WHAT TO WORK ON = Work out how many lines in the entries below contain the string "background". Reply with that figure alone.
** GIVEN INFORMATION follows **
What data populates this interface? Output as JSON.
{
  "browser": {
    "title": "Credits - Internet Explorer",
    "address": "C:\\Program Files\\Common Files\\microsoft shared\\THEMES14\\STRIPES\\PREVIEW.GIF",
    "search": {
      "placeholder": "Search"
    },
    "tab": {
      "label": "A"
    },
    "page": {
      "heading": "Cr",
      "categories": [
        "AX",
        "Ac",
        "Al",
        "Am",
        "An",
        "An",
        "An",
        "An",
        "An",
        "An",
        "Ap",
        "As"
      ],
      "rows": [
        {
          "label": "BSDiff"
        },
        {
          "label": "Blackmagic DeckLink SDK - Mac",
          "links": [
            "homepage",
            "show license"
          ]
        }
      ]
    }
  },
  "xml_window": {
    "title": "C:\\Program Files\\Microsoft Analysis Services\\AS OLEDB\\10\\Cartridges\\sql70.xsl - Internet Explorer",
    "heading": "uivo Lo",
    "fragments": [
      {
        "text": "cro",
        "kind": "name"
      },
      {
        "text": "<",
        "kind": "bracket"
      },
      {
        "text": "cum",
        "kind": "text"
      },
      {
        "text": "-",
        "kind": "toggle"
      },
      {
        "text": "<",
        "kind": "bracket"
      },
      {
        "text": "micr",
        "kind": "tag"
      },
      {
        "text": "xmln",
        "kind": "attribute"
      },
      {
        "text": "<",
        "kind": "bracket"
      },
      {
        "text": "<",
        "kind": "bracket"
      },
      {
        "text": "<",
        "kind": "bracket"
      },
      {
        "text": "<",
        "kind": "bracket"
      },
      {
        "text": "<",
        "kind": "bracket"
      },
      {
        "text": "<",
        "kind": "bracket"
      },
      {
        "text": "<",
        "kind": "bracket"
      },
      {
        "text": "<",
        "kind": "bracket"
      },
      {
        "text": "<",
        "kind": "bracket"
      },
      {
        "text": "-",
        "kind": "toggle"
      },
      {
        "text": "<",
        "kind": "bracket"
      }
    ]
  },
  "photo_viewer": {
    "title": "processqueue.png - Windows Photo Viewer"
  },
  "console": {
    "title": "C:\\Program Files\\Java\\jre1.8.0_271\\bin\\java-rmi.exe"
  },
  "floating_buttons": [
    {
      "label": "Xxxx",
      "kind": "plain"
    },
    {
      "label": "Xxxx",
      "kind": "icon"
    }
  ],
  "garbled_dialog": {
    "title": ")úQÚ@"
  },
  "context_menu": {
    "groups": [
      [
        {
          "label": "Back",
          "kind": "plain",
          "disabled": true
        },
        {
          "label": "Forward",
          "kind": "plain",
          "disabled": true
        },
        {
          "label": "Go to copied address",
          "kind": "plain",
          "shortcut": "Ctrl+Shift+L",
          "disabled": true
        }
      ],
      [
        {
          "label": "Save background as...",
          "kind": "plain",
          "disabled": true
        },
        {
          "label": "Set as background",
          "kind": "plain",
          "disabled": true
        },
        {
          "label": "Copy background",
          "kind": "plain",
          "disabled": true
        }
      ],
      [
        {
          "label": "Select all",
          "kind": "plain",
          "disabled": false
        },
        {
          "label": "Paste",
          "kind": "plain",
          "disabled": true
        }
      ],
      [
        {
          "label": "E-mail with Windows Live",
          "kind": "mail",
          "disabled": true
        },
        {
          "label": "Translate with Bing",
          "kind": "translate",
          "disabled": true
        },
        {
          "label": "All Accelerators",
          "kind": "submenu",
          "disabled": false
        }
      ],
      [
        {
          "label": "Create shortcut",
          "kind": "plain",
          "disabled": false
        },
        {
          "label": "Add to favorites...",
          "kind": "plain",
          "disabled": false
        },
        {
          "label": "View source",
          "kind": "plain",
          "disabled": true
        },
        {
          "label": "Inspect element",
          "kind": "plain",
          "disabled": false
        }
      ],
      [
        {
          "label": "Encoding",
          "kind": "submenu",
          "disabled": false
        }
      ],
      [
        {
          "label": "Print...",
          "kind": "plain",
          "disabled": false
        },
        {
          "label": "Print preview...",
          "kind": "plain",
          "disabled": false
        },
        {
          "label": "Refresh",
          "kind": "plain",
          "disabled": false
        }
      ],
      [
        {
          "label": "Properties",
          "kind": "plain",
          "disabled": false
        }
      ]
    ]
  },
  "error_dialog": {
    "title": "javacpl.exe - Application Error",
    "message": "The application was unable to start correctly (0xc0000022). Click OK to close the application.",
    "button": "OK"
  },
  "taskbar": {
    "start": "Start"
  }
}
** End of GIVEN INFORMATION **
TASK ANSWER = 3